> [Your task] After reading the records, print them all again exactly as they stand.
----
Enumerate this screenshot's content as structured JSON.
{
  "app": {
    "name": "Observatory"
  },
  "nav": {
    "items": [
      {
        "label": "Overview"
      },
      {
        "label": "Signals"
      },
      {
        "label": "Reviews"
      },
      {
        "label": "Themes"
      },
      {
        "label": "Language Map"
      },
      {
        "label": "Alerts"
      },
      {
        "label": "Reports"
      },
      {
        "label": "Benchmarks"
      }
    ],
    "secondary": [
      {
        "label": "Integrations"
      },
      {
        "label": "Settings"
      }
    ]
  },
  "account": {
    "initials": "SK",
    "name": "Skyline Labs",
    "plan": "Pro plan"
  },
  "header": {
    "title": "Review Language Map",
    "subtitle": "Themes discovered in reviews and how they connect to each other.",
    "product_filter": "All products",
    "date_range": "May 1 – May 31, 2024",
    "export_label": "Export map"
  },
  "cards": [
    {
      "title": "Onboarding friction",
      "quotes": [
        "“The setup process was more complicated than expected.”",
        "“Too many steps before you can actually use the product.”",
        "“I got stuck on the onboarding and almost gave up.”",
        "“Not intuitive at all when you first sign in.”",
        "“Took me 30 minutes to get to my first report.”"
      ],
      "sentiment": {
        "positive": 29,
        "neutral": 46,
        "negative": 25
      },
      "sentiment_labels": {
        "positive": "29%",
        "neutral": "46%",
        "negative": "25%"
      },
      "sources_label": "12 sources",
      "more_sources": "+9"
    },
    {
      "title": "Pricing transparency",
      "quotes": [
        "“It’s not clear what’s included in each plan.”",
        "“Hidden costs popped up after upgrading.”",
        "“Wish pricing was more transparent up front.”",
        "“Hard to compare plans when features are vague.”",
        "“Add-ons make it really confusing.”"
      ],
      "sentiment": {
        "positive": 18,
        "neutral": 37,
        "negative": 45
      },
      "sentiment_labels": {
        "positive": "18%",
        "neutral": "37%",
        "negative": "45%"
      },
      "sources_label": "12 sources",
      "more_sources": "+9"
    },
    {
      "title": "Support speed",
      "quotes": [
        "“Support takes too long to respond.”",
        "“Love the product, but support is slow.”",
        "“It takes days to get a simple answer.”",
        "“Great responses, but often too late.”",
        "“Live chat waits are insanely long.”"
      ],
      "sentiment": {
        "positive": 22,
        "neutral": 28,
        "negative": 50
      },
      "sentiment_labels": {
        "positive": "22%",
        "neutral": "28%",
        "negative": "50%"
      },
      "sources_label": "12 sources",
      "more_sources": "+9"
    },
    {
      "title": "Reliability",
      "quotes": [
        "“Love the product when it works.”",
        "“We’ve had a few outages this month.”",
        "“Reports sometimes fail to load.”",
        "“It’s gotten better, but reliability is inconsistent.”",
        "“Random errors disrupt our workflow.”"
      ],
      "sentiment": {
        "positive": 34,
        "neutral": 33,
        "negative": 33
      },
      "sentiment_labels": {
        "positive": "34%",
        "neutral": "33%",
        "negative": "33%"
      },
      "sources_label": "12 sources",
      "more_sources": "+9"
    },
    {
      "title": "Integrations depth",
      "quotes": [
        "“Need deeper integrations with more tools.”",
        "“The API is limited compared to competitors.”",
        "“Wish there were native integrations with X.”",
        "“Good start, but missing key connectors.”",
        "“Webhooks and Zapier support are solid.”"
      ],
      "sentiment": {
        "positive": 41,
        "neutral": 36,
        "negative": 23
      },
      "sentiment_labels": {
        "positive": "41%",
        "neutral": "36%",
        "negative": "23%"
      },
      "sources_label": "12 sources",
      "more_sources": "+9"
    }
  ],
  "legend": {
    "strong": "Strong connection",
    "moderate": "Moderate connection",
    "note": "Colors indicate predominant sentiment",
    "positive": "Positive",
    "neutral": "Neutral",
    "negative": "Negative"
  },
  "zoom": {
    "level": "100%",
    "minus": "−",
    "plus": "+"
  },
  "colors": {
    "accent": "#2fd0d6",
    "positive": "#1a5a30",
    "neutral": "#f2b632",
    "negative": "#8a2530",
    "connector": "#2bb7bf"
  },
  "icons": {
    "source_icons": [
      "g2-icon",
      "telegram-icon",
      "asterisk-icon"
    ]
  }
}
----
> [Solution to this task]
Enumerate this screenshot's content as structured JSON.
{
  "app": {
    "name": "Observatory"
  },
  "nav": {
    "items": [
      {
        "label": "Overview"
      },
      {
        "label": "Signals"
      },
      {
        "label": "Reviews"
      },
      {
        "label": "Themes"
      },
      {
        "label": "Language Map"
      },
      {
        "label": "Alerts"
      },
      {
        "label": "Reports"
      },
      {
        "label": "Benchmarks"
      }
    ],
    "secondary": [
      {
        "label": "Integrations"
      },
      {
        "label": "Settings"
      }
    ]
  },
  "account": {
    "initials": "SK",
    "name": "Skyline Labs",
    "plan": "Pro plan"
  },
  "header": {
    "title": "Review Language Map",
    "subtitle": "Themes discovered in reviews and how they connect to each other.",
    "product_filter": "All products",
    "date_range": "May 1 – May 31, 2024",
    "export_label": "Export map"
  },
  "cards": [
    {
      "title": "Onboarding friction",
      "quotes": [
        "“The setup process was more complicated than expected.”",
        "“Too many steps before you can actually use the product.”",
        "“I got stuck on the onboarding and almost gave up.”",
        "“Not intuitive at all when you first sign in.”",
        "“Took me 30 minutes to get to my first report.”"
      ],
      "sentiment": {
        "positive": 29,
        "neutral": 46,
        "negative": 25
      },
      "sentiment_labels": {
        "positive": "29%",
        "neutral": "46%",
        "negative": "25%"
      },
      "sources_label": "12 sources",
      "more_sources": "+9"
    },
    {
      "title": "Pricing transparency",
      "quotes": [
        "“It’s not clear what’s included in each plan.”",
        "“Hidden costs popped up after upgrading.”",
        "“Wish pricing was more transparent up front.”",
        "“Hard to compare plans when features are vague.”",
        "“Add-ons make it really confusing.”"
      ],
      "sentiment": {
        "positive": 18,
        "neutral": 37,
        "negative": 45
      },
      "sentiment_labels": {
        "positive": "18%",
        "neutral": "37%",
        "negative": "45%"
      },
      "sources_label": "12 sources",
      "more_sources": "+9"
    },
    {
      "title": "Support speed",
      "quotes": [
        "“Support takes too long to respond.”",
        "“Love the product, but support is slow.”",
        "“It takes days to get a simple answer.”",
        "“Great responses, but often too late.”",
        "“Live chat waits are insanely long.”"
      ],
      "sentiment": {
        "positive": 22,
        "neutral": 28,
        "negative": 50
      },
      "sentiment_labels": {
        "positive": "22%",
        "neutral": "28%",
        "negative": "50%"
      },
      "sources_label": "12 sources",
      "more_sources": "+9"
    },
    {
      "title": "Reliability",
      "quotes": [
        "“Love the product when it works.”",
        "“We’ve had a few outages this month.”",
        "“Reports sometimes fail to load.”",
        "“It’s gotten better, but reliability is inconsistent.”",
        "“Random errors disrupt our workflow.”"
      ],
      "sentiment": {
        "positive": 34,
        "neutral": 33,
        "negative": 33
      },
      "sentiment_labels": {
        "positive": "34%",
        "neutral": "33%",
        "negative": "33%"
      },
      "sources_label": "12 sources",
      "more_sources": "+9"
    },
    {
      "title": "Integrations depth",
      "quotes": [
        "“Need deeper integrations with more tools.”",
        "“The API is limited compared to competitors.”",
        "“Wish there were native integrations with X.”",
        "“Good start, but missing key connectors.”",
        "“Webhooks and Zapier support are solid.”"
      ],
      "sentiment": {
        "positive": 41,
        "neutral": 36,
        "negative": 23
      },
      "sentiment_labels": {
        "positive": "41%",
        "neutral": "36%",
        "negative": "23%"
      },
      "sources_label": "12 sources",
      "more_sources": "+9"
    }
  ],
  "legend": {
    "strong": "Strong connection",
    "moderate": "Moderate connection",
    "note": "Colors indicate predominant sentiment",
    "positive": "Positive",
    "neutral": "Neutral",
    "negative": "Negative"
  },
  "zoom": {
    "level": "100%",
    "minus": "−",
    "plus": "+"
  },
  "colors": {
    "accent": "#2fd0d6",
    "positive": "#1a5a30",
    "neutral": "#f2b632",
    "negative": "#8a2530",
    "connector": "#2bb7bf"
  },
  "icons": {
    "source_icons": [
      "g2-icon",
      "telegram-icon",
      "asterisk-icon"
    ]
  }
}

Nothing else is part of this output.